Exclude all pictures from your copy of the data below, which should otherwise match exactly.

─── GIVEN RECORDS ───

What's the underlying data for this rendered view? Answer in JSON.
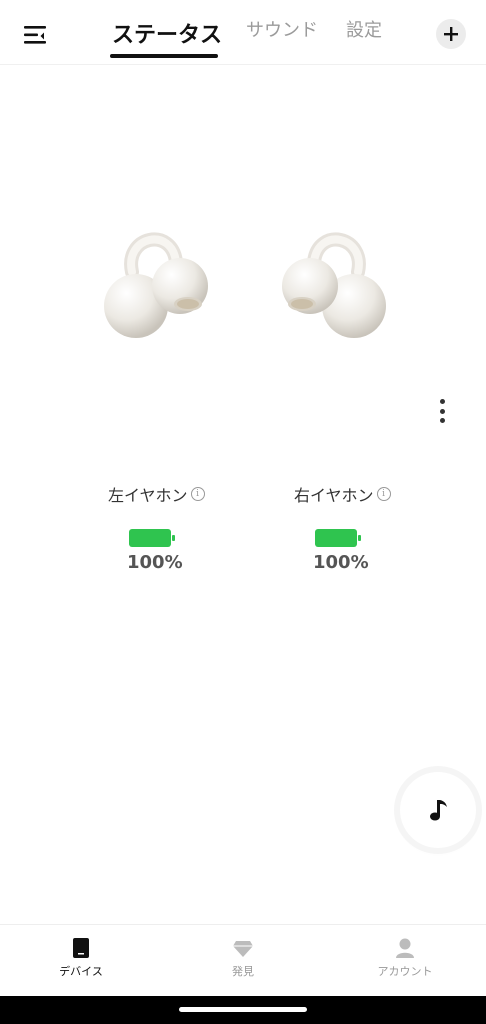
{
  "header": {
    "tabs": [
      {
        "label": "ステータス",
        "active": true
      },
      {
        "label": "サウンド",
        "active": false
      },
      {
        "label": "設定",
        "active": false
      }
    ],
    "menu_icon": "menu-icon",
    "add_icon": "plus-icon"
  },
  "earbuds": {
    "left": {
      "label": "左イヤホン",
      "battery_percent": "100%",
      "battery_level": 1.0
    },
    "right": {
      "label": "右イヤホン",
      "battery_percent": "100%",
      "battery_level": 1.0
    },
    "battery_color": "#2fc44f"
  },
  "bottom_nav": {
    "items": [
      {
        "label": "デバイス",
        "icon": "device-icon",
        "active": true
      },
      {
        "label": "発見",
        "icon": "diamond-icon",
        "active": false
      },
      {
        "label": "アカウント",
        "icon": "person-icon",
        "active": false
      }
    ]
  }
}
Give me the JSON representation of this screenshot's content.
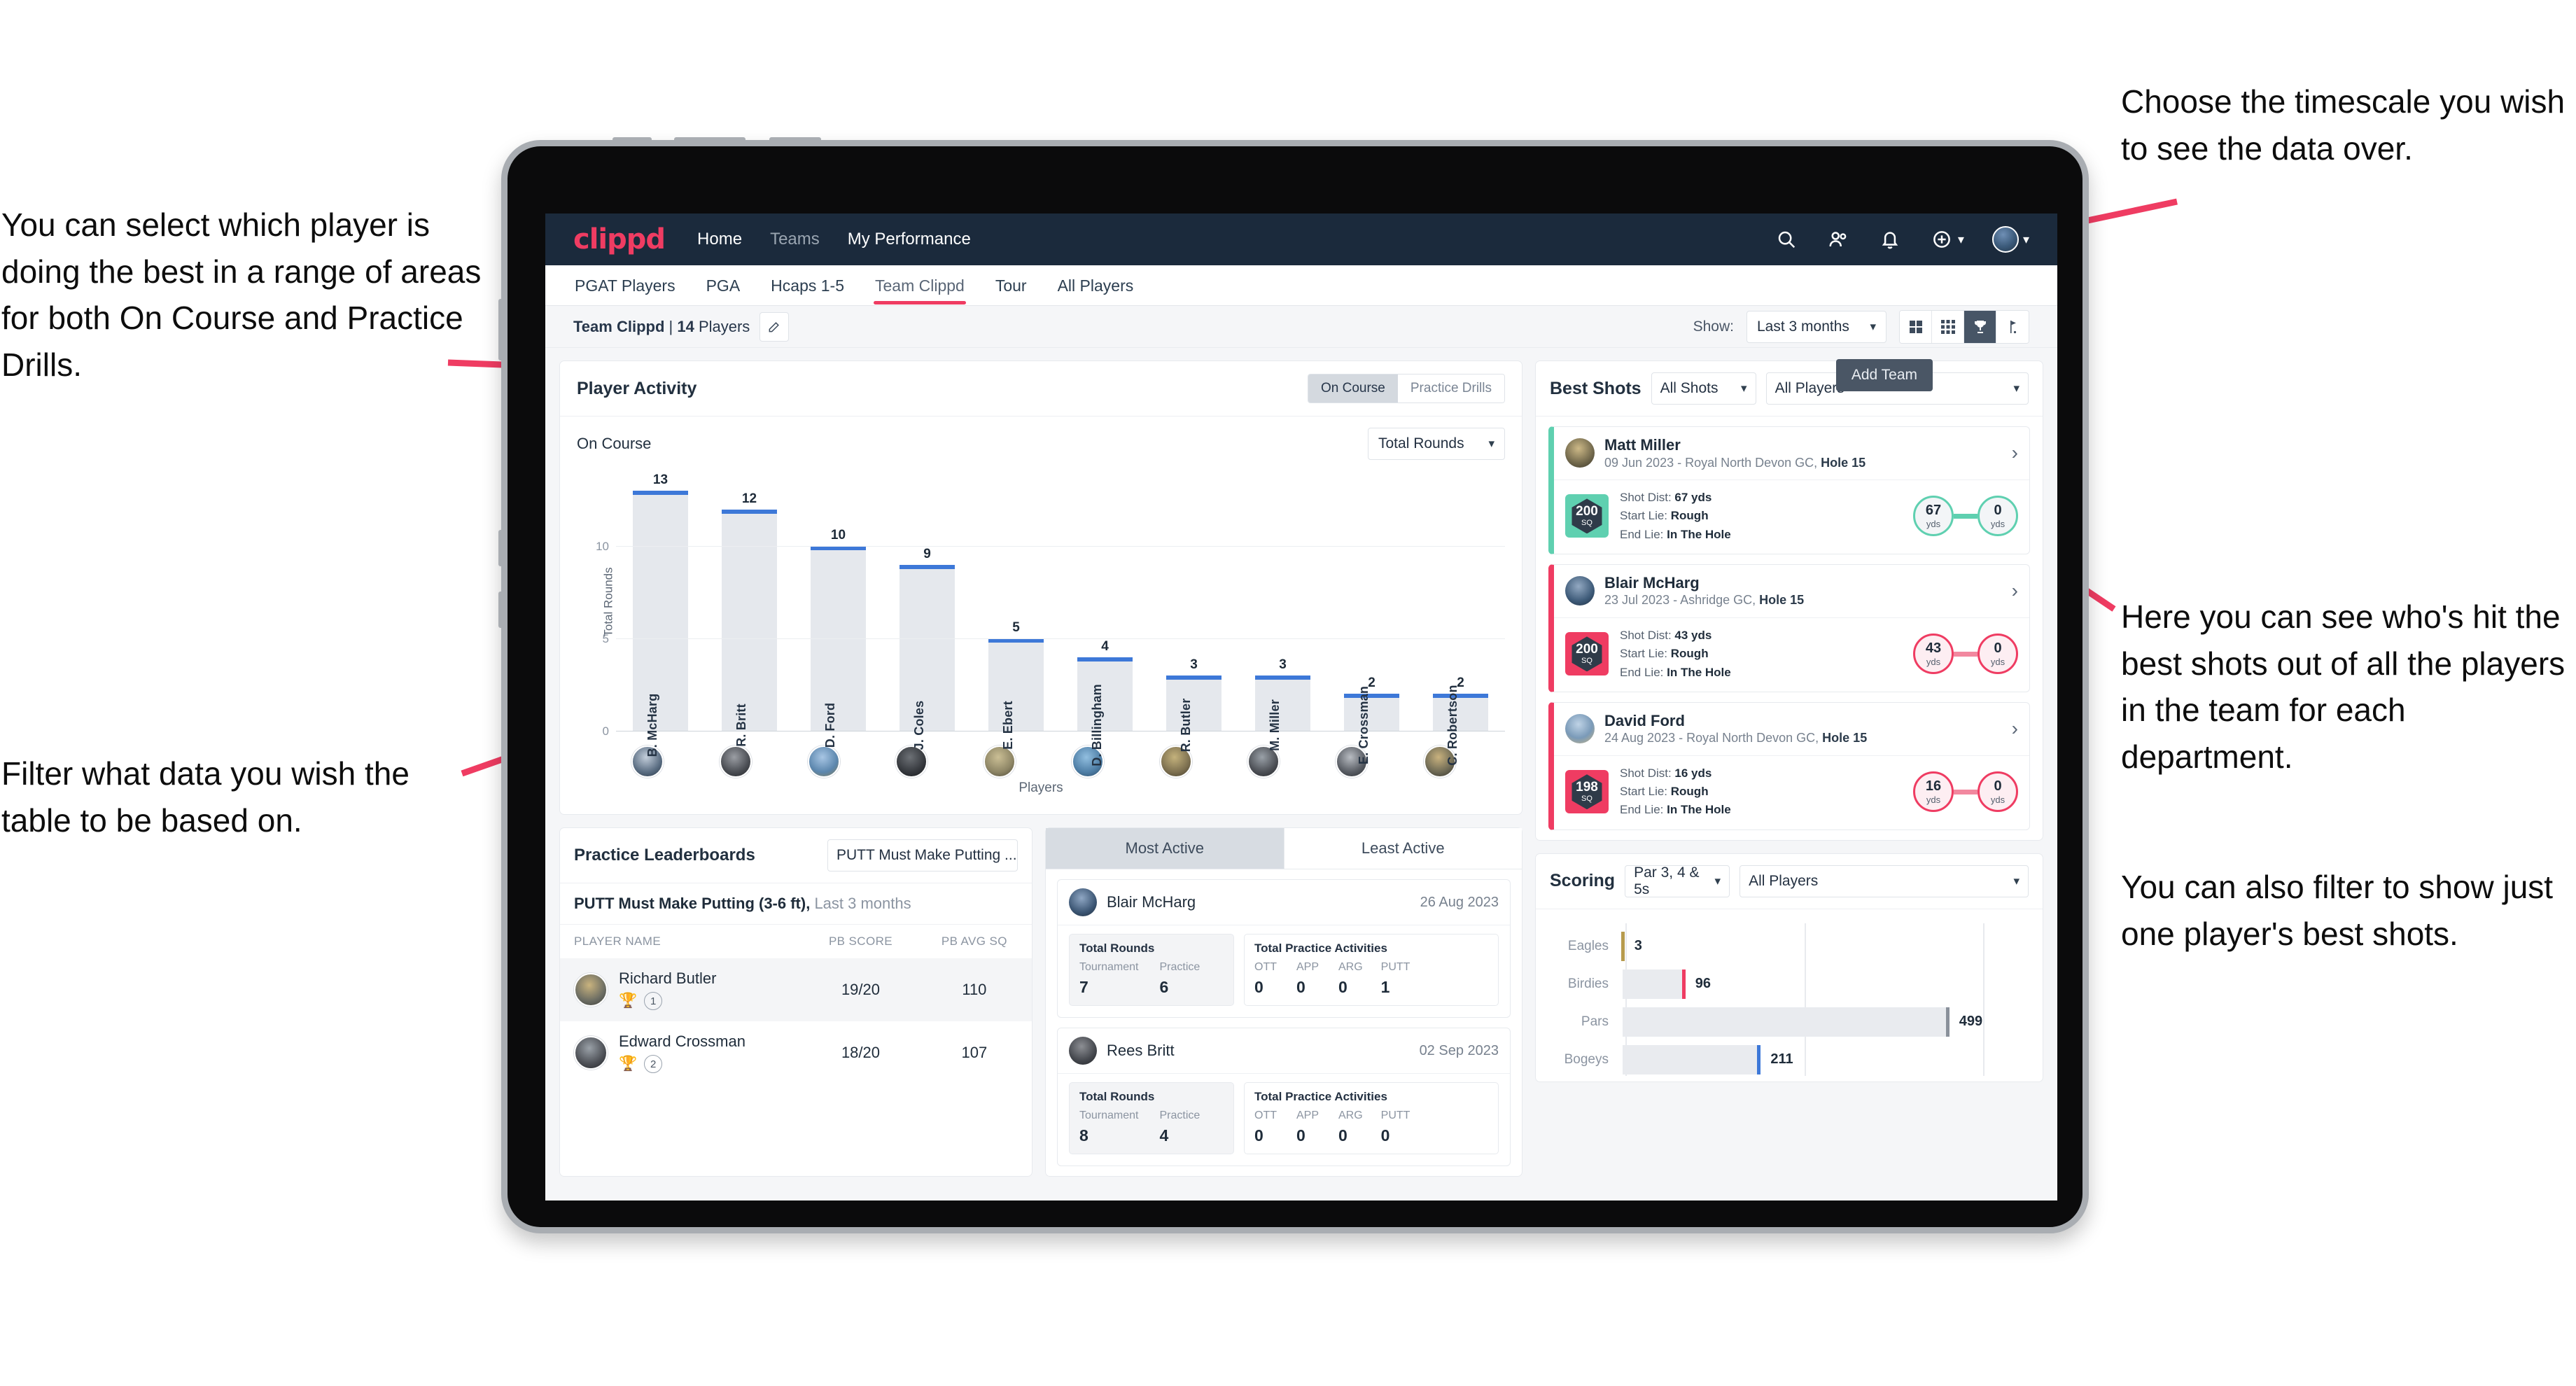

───

EXPECTED ANSWER:
What's the underlying data for this rendered view? Answer in JSON.
{
  "header": {
    "tabs": [
      {
        "label": "ステータス",
        "active": true
      },
      {
        "label": "サウンド",
        "active": false
      },
      {
        "label": "設定",
        "active": false
      }
    ],
    "menu_icon": "menu-icon",
    "add_icon": "plus-icon"
  },
  "earbuds": {
    "left": {
      "label": "左イヤホン",
      "battery_percent": "100%",
      "battery_level": 1.0
    },
    "right": {
      "label": "右イヤホン",
      "battery_percent": "100%",
      "battery_level": 1.0
    },
    "battery_color": "#2fc44f"
  },
  "bottom_nav": {
    "items": [
      {
        "label": "デバイス",
        "icon": "device-icon",
        "active": true
      },
      {
        "label": "発見",
        "icon": "diamond-icon",
        "active": false
      },
      {
        "label": "アカウント",
        "icon": "person-icon",
        "active": false
      }
    ]
  }
}
Give me the JSON representation of this screenshot's content.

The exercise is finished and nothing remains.